The NFL lockout has been protracted, ugly and bad for business. But at least players and owners can take comfort in the fact they're in the same galaxy.
The same can't be said for the NBA's attempts to forge a new collective bargaining agreement. Basketball's lockout officially began Friday at midnight, but the union and the league have waging their own private cold war for nearly two years, says New York Times NBA writer Howard Beck. They're "separated by several billion dollars over the life of a new collective bargaining agreement" and in the past week "each side has accused the other of misrepresenting its proposals." (This would might not seem like a point of concern, but Beck also points out they "cannot even agree on how to characterize their respective proposals.")
ESPN.com's Michael Wilbon has no doubt that the dispute will wreak havoc with the 2011-2012 season."The NBA is going to miss games, and the smart money is on the league missing lots of games," he says. "A new group of owners who paid a ton of money for their franchises since the last work stoppage 13 years ago are ready to sacrifice the season."

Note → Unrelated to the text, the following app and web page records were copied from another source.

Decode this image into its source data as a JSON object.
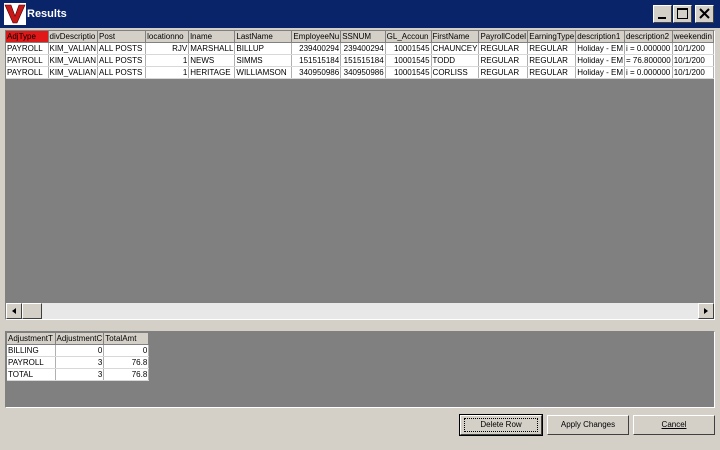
{
  "window": {
    "title": "Results"
  },
  "results_grid": {
    "columns": [
      "AdjType",
      "divDescriptio",
      "Post",
      "locationno",
      "lname",
      "LastName",
      "EmployeeNu",
      "SSNUM",
      "GL_Accoun",
      "FirstName",
      "PayrollCodeI",
      "EarningType",
      "description1",
      "description2",
      "weekendin"
    ],
    "rows": [
      [
        "PAYROLL",
        "KIM_VALIAN",
        "ALL POSTS",
        "RJV",
        "MARSHALL",
        "BILLUP",
        "239400294",
        "239400294",
        "10001545",
        "CHAUNCEY",
        "REGULAR",
        "REGULAR",
        "Holiday - EM",
        "i = 0.000000",
        "10/1/200"
      ],
      [
        "PAYROLL",
        "KIM_VALIAN",
        "ALL POSTS",
        "1",
        "NEWS",
        "SIMMS",
        "151515184",
        "151515184",
        "10001545",
        "TODD",
        "REGULAR",
        "REGULAR",
        "Holiday - EM",
        "= 76.800000",
        "10/1/200"
      ],
      [
        "PAYROLL",
        "KIM_VALIAN",
        "ALL POSTS",
        "1",
        "HERITAGE",
        "WILLIAMSON",
        "340950986",
        "340950986",
        "10001545",
        "CORLISS",
        "REGULAR",
        "REGULAR",
        "Holiday - EM",
        "i = 0.000000",
        "10/1/200"
      ]
    ]
  },
  "summary_grid": {
    "columns": [
      "AdjustmentT",
      "AdjustmentC",
      "TotalAmt"
    ],
    "rows": [
      [
        "BILLING",
        "0",
        "0"
      ],
      [
        "PAYROLL",
        "3",
        "76.8"
      ],
      [
        "TOTAL",
        "3",
        "76.8"
      ]
    ]
  },
  "buttons": {
    "delete_row": "Delete Row",
    "apply_changes": "Apply Changes",
    "cancel": "Cancel"
  }
}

According to the commissioner David Stern, 22 of the 30 franchises lost a combined $370 million last year, but that's all relative. "There might not be any losses at all," insists union head Billy Hunter (above). "It depends on what accounting procedure is used."